* Exercise brief *
Could you give the records below again exactly, without the pictures?

* Task input *

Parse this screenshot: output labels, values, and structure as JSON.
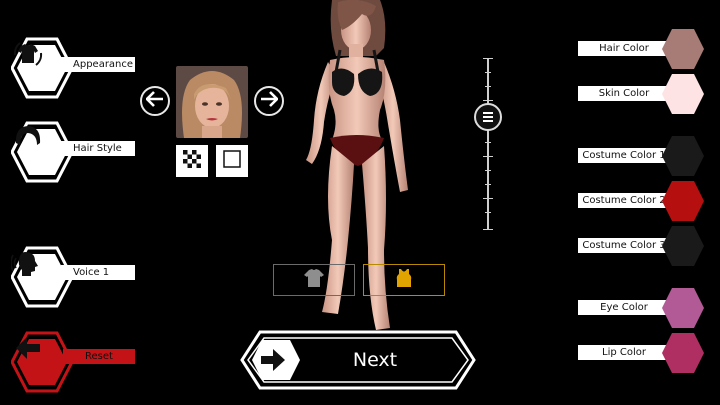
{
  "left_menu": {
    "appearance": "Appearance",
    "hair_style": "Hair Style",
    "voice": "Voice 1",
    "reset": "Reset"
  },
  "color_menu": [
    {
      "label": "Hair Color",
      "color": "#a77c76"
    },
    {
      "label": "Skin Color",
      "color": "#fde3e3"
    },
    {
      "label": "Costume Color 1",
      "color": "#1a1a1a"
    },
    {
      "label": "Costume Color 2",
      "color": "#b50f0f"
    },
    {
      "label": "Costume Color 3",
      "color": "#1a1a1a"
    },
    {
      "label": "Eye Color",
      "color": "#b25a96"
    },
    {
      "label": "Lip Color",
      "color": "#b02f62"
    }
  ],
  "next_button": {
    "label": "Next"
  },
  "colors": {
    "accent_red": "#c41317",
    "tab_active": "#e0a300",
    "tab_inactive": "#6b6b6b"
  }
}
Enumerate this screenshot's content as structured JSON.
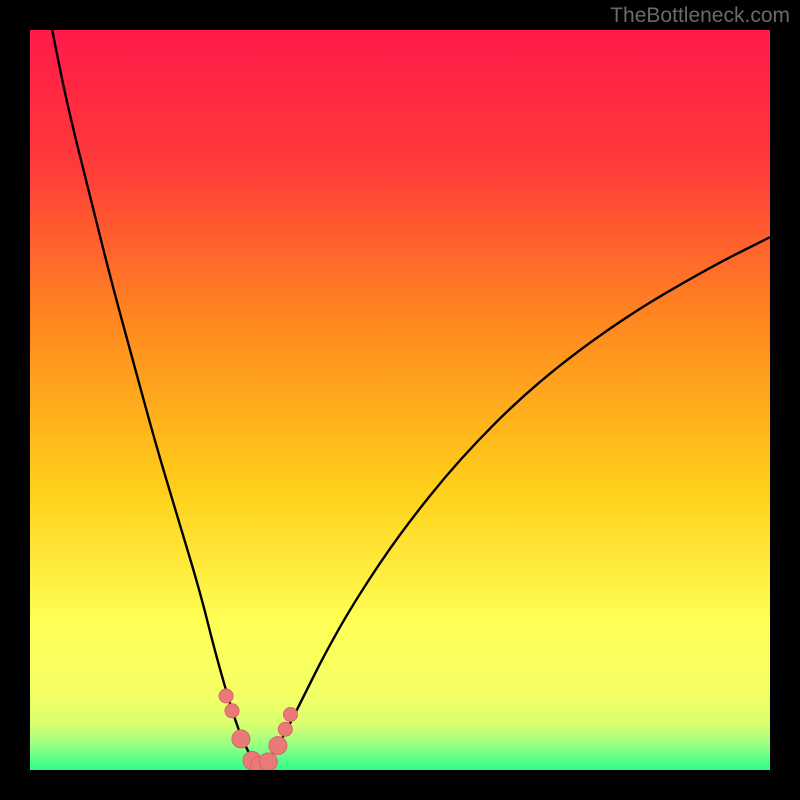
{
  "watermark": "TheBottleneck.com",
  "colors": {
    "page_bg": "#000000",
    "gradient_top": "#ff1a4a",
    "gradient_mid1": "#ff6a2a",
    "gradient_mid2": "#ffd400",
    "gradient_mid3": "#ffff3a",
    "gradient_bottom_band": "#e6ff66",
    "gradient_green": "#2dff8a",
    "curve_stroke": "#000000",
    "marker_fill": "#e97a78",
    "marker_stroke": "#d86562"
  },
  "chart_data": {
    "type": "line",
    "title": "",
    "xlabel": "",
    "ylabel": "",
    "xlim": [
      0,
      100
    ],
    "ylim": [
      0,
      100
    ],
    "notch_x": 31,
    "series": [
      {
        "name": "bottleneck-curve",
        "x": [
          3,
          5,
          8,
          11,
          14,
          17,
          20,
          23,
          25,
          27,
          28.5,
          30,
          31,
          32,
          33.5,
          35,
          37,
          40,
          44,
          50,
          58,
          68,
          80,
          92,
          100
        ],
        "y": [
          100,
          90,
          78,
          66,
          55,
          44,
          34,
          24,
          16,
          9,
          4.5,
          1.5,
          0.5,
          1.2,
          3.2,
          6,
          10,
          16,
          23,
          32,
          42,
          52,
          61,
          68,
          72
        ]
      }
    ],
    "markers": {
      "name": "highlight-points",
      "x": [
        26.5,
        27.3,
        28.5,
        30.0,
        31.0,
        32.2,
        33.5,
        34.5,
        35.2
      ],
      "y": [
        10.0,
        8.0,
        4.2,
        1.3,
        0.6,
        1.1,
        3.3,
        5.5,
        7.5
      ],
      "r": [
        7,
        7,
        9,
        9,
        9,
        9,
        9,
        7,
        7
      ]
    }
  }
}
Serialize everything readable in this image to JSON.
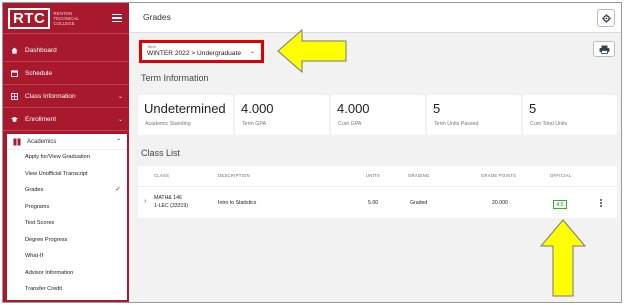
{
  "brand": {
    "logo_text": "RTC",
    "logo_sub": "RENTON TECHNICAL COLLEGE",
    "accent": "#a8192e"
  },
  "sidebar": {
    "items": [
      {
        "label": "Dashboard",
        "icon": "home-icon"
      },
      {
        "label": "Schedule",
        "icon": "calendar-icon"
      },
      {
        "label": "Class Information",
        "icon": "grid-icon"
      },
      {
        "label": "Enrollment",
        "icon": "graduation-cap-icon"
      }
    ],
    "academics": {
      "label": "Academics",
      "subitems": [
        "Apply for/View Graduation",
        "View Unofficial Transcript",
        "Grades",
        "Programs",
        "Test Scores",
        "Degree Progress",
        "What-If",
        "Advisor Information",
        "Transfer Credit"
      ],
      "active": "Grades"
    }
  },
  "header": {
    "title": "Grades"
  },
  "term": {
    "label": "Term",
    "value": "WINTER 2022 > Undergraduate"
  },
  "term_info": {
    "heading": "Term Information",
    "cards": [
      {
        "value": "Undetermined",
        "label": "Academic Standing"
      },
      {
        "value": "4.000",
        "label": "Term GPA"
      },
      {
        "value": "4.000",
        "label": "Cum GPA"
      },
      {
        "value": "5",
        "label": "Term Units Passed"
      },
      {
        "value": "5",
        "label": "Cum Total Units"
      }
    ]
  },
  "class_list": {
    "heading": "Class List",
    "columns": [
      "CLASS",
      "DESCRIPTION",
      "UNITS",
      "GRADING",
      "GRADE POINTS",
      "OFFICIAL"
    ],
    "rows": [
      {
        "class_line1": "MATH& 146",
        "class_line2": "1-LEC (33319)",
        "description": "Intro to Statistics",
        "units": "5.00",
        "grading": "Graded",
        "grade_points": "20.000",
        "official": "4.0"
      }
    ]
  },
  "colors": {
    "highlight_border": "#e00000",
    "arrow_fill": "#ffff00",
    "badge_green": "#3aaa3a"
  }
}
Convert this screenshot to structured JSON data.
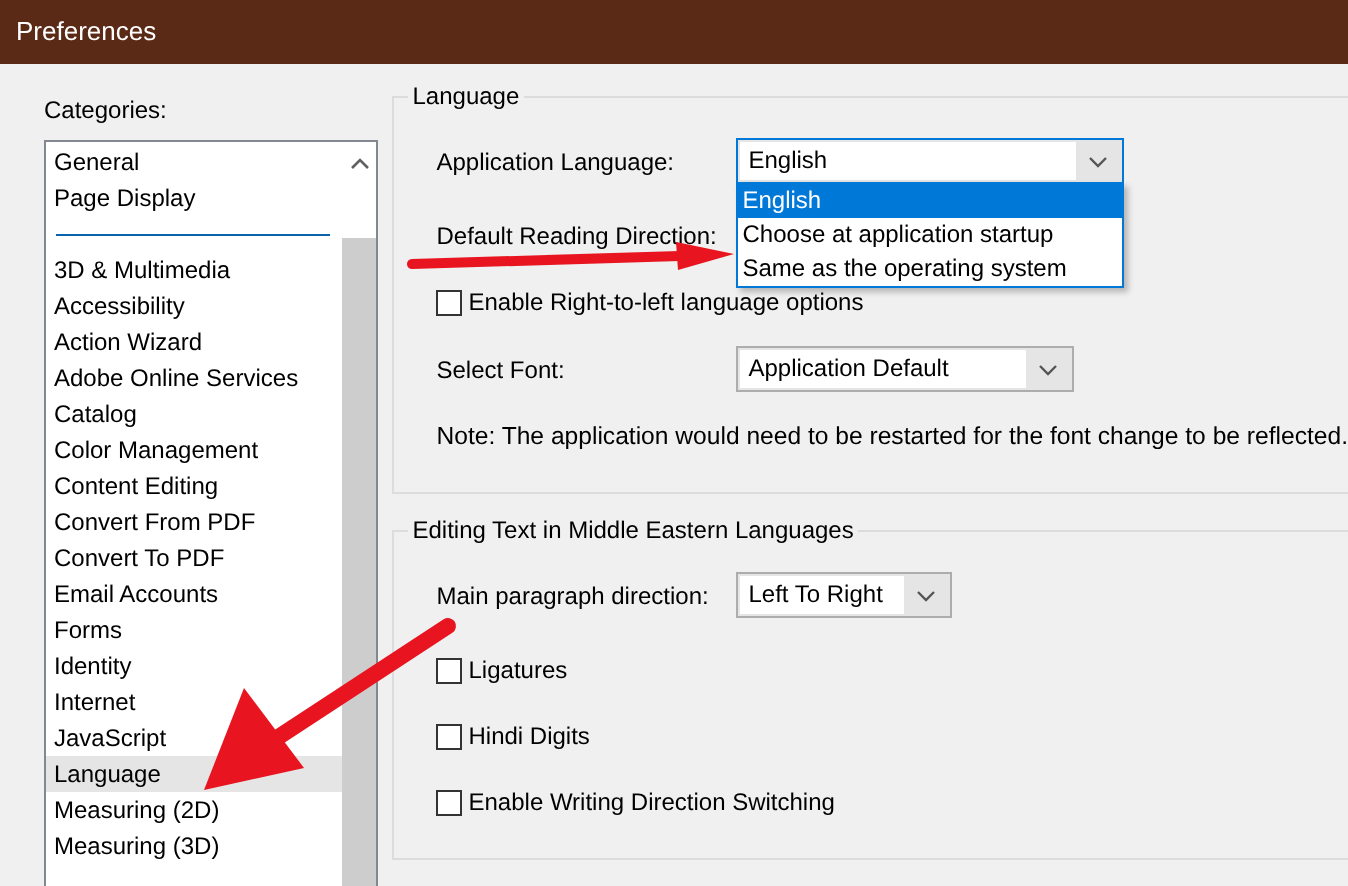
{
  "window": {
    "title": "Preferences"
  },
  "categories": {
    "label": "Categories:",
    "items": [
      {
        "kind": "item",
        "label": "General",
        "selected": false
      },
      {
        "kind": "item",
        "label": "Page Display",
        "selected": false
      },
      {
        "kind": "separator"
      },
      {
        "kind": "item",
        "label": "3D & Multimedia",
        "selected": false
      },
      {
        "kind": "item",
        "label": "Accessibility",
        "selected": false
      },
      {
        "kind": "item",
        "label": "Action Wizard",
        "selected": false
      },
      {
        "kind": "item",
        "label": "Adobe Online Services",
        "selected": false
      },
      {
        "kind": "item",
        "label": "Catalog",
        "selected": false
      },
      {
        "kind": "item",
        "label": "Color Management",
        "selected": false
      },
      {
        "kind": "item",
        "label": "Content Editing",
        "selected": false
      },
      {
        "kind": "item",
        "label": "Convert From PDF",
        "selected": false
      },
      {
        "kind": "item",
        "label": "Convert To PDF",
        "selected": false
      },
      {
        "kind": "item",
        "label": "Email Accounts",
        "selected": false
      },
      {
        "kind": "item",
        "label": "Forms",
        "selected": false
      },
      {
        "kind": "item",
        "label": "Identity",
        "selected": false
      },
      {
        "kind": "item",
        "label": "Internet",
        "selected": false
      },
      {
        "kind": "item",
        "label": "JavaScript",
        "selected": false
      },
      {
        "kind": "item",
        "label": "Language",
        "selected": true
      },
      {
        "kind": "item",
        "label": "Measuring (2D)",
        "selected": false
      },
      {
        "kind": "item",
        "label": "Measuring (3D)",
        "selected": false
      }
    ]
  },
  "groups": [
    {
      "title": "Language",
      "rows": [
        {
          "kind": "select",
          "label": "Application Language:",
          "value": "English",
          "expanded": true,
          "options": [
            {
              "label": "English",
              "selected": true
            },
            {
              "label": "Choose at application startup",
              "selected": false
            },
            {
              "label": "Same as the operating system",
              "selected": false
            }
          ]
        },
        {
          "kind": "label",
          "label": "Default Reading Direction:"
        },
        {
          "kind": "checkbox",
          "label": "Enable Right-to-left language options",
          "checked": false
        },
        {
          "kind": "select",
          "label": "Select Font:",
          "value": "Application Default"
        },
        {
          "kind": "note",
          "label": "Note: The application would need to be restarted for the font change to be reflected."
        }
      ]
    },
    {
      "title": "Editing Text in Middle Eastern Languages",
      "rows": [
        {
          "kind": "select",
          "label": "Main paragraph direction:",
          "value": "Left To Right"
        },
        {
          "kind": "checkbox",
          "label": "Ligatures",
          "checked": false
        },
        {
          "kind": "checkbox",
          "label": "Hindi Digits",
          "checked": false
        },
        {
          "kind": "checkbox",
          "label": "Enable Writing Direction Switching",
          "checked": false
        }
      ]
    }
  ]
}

* Written solution *
Parse this screenshot: output labels, values, and structure as JSON.
{
  "left_menu": {
    "appearance": "Appearance",
    "hair_style": "Hair Style",
    "voice": "Voice 1",
    "reset": "Reset"
  },
  "color_menu": [
    {
      "label": "Hair Color",
      "color": "#a77c76"
    },
    {
      "label": "Skin Color",
      "color": "#fde3e3"
    },
    {
      "label": "Costume Color 1",
      "color": "#1a1a1a"
    },
    {
      "label": "Costume Color 2",
      "color": "#b50f0f"
    },
    {
      "label": "Costume Color 3",
      "color": "#1a1a1a"
    },
    {
      "label": "Eye Color",
      "color": "#b25a96"
    },
    {
      "label": "Lip Color",
      "color": "#b02f62"
    }
  ],
  "next_button": {
    "label": "Next"
  },
  "colors": {
    "accent_red": "#c41317",
    "tab_active": "#e0a300",
    "tab_inactive": "#6b6b6b"
  }
}
Enumerate this screenshot's content as structured JSON.
{
  "watermark": "TheBottleneck.com",
  "colors": {
    "page_bg": "#000000",
    "gradient_top": "#ff1a4a",
    "gradient_mid1": "#ff6a2a",
    "gradient_mid2": "#ffd400",
    "gradient_mid3": "#ffff3a",
    "gradient_bottom_band": "#e6ff66",
    "gradient_green": "#2dff8a",
    "curve_stroke": "#000000",
    "marker_fill": "#e97a78",
    "marker_stroke": "#d86562"
  },
  "chart_data": {
    "type": "line",
    "title": "",
    "xlabel": "",
    "ylabel": "",
    "xlim": [
      0,
      100
    ],
    "ylim": [
      0,
      100
    ],
    "notch_x": 31,
    "series": [
      {
        "name": "bottleneck-curve",
        "x": [
          3,
          5,
          8,
          11,
          14,
          17,
          20,
          23,
          25,
          27,
          28.5,
          30,
          31,
          32,
          33.5,
          35,
          37,
          40,
          44,
          50,
          58,
          68,
          80,
          92,
          100
        ],
        "y": [
          100,
          90,
          78,
          66,
          55,
          44,
          34,
          24,
          16,
          9,
          4.5,
          1.5,
          0.5,
          1.2,
          3.2,
          6,
          10,
          16,
          23,
          32,
          42,
          52,
          61,
          68,
          72
        ]
      }
    ],
    "markers": {
      "name": "highlight-points",
      "x": [
        26.5,
        27.3,
        28.5,
        30.0,
        31.0,
        32.2,
        33.5,
        34.5,
        35.2
      ],
      "y": [
        10.0,
        8.0,
        4.2,
        1.3,
        0.6,
        1.1,
        3.3,
        5.5,
        7.5
      ],
      "r": [
        7,
        7,
        9,
        9,
        9,
        9,
        9,
        7,
        7
      ]
    }
  }
}
Serialize everything readable in this image to JSON.
{
  "brand": {
    "logo_text": "RTC",
    "logo_sub": "RENTON TECHNICAL COLLEGE",
    "accent": "#a8192e"
  },
  "sidebar": {
    "items": [
      {
        "label": "Dashboard",
        "icon": "home-icon"
      },
      {
        "label": "Schedule",
        "icon": "calendar-icon"
      },
      {
        "label": "Class Information",
        "icon": "grid-icon"
      },
      {
        "label": "Enrollment",
        "icon": "graduation-cap-icon"
      }
    ],
    "academics": {
      "label": "Academics",
      "subitems": [
        "Apply for/View Graduation",
        "View Unofficial Transcript",
        "Grades",
        "Programs",
        "Test Scores",
        "Degree Progress",
        "What-If",
        "Advisor Information",
        "Transfer Credit"
      ],
      "active": "Grades"
    }
  },
  "header": {
    "title": "Grades"
  },
  "term": {
    "label": "Term",
    "value": "WINTER 2022 > Undergraduate"
  },
  "term_info": {
    "heading": "Term Information",
    "cards": [
      {
        "value": "Undetermined",
        "label": "Academic Standing"
      },
      {
        "value": "4.000",
        "label": "Term GPA"
      },
      {
        "value": "4.000",
        "label": "Cum GPA"
      },
      {
        "value": "5",
        "label": "Term Units Passed"
      },
      {
        "value": "5",
        "label": "Cum Total Units"
      }
    ]
  },
  "class_list": {
    "heading": "Class List",
    "columns": [
      "CLASS",
      "DESCRIPTION",
      "UNITS",
      "GRADING",
      "GRADE POINTS",
      "OFFICIAL"
    ],
    "rows": [
      {
        "class_line1": "MATH& 146",
        "class_line2": "1-LEC (33319)",
        "description": "Intro to Statistics",
        "units": "5.00",
        "grading": "Graded",
        "grade_points": "20.000",
        "official": "4.0"
      }
    ]
  },
  "colors": {
    "highlight_border": "#e00000",
    "arrow_fill": "#ffff00",
    "badge_green": "#3aaa3a"
  }
}
Convert this screenshot to structured JSON data.
{
  "window": {
    "title": "Preferences"
  },
  "categories": {
    "label": "Categories:",
    "items": [
      {
        "kind": "item",
        "label": "General",
        "selected": false
      },
      {
        "kind": "item",
        "label": "Page Display",
        "selected": false
      },
      {
        "kind": "separator"
      },
      {
        "kind": "item",
        "label": "3D & Multimedia",
        "selected": false
      },
      {
        "kind": "item",
        "label": "Accessibility",
        "selected": false
      },
      {
        "kind": "item",
        "label": "Action Wizard",
        "selected": false
      },
      {
        "kind": "item",
        "label": "Adobe Online Services",
        "selected": false
      },
      {
        "kind": "item",
        "label": "Catalog",
        "selected": false
      },
      {
        "kind": "item",
        "label": "Color Management",
        "selected": false
      },
      {
        "kind": "item",
        "label": "Content Editing",
        "selected": false
      },
      {
        "kind": "item",
        "label": "Convert From PDF",
        "selected": false
      },
      {
        "kind": "item",
        "label": "Convert To PDF",
        "selected": false
      },
      {
        "kind": "item",
        "label": "Email Accounts",
        "selected": false
      },
      {
        "kind": "item",
        "label": "Forms",
        "selected": false
      },
      {
        "kind": "item",
        "label": "Identity",
        "selected": false
      },
      {
        "kind": "item",
        "label": "Internet",
        "selected": false
      },
      {
        "kind": "item",
        "label": "JavaScript",
        "selected": false
      },
      {
        "kind": "item",
        "label": "Language",
        "selected": true
      },
      {
        "kind": "item",
        "label": "Measuring (2D)",
        "selected": false
      },
      {
        "kind": "item",
        "label": "Measuring (3D)",
        "selected": false
      }
    ]
  },
  "groups": [
    {
      "title": "Language",
      "rows": [
        {
          "kind": "select",
          "label": "Application Language:",
          "value": "English",
          "expanded": true,
          "options": [
            {
              "label": "English",
              "selected": true
            },
            {
              "label": "Choose at application startup",
              "selected": false
            },
            {
              "label": "Same as the operating system",
              "selected": false
            }
          ]
        },
        {
          "kind": "label",
          "label": "Default Reading Direction:"
        },
        {
          "kind": "checkbox",
          "label": "Enable Right-to-left language options",
          "checked": false
        },
        {
          "kind": "select",
          "label": "Select Font:",
          "value": "Application Default"
        },
        {
          "kind": "note",
          "label": "Note: The application would need to be restarted for the font change to be reflected."
        }
      ]
    },
    {
      "title": "Editing Text in Middle Eastern Languages",
      "rows": [
        {
          "kind": "select",
          "label": "Main paragraph direction:",
          "value": "Left To Right"
        },
        {
          "kind": "checkbox",
          "label": "Ligatures",
          "checked": false
        },
        {
          "kind": "checkbox",
          "label": "Hindi Digits",
          "checked": false
        },
        {
          "kind": "checkbox",
          "label": "Enable Writing Direction Switching",
          "checked": false
        }
      ]
    }
  ]
}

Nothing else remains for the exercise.